The book (based on Studies in the States) concludes that:
The review of cost-effectiveness studies suggests that rapid assessment is more cost effective with regard to student achievement than comprehensive school reform (CSR), cross-age tutoring, computer-assisted instruction, a longer school day, increases in teacher education, teacher experience or teacher salaries, summer school, more rigorous math classes, value-added teacher assessment, class size reduction, a 10% increase in per pupil expenditure, full-day kindergarten, Head Start (preschool), high-standards exit exams, National Board for Professional Teaching Standards (NBPTS) certification, higher teacher licensure test scores, high-quality preschool, an additional school year, voucher programs, or charter schools.
I find this interesting, because this makes a very compelling argument for using computer based learning in schools. The first chapter of the book presents a nice theoretical overview that indicates how kids become disheartened if they don’t consistently have mastery experiences. If assessment and teaching can be individualized so that each learner progressively improves compared to their previous performance (rather than a comparison with peers) they are likely to feel that they are in control of their learning, and they would be more likely to stay engaged in the learning process. The chapter states:
A theory of learning may be deduced: Individualization of assessment, task difficulty and performance expectations for each student on a daily basis, in combination with performance feedback, autonomy in task execution and an accelerating standard of performance, ensures that students achieve success and feel successful on a daily basis, fostering student engagement, increased effort, and further improvements in achievement in a virtuous cycle.
Software can automate the provision of corrective feedback, and assigning of content (on a daily basis) and this has been shown to have powerful effects on learning and achievement. Yeh reports that in a study of Math Assessment, (involving 1,880 students in grades 2 through 8, 80 classrooms and seven states) they found an effect size of 0.324 Standard deviations over a 7 month period. This is a huge increase in learner performance.
Of course we need to remember that this is based on the American school system that is very different from ours.

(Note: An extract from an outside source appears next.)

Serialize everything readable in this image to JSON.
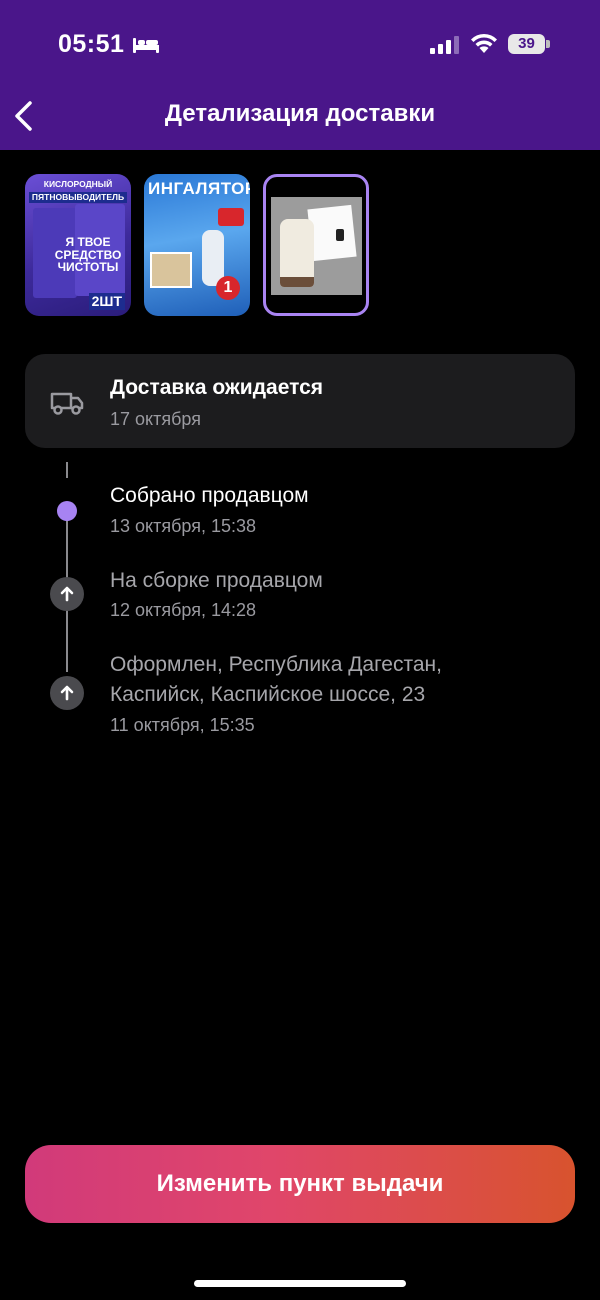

And note the study is about "Cost Effectiveness". It is not saying that the other strategies are not effective - In their context the other strategies were effective but at a higher cost than Rapid Assessment
Of course there are a few other assumptions that will have to be checked if a similar intervention is implemented in South Africa:
1) Computer infrastructure, technical support, and teacher’s abilities must be supportive of successful implementation. It is a lot harder to implement an ICT based project than one might imagine at the outset.
2) Rapid assessment cannot replace the role of the teacher – It can help learners improve, but they still have to get quality tuition from a qualified teacher.
3) Learners’ ability to interact with the software must not be blocked by poor reading / language capabilities.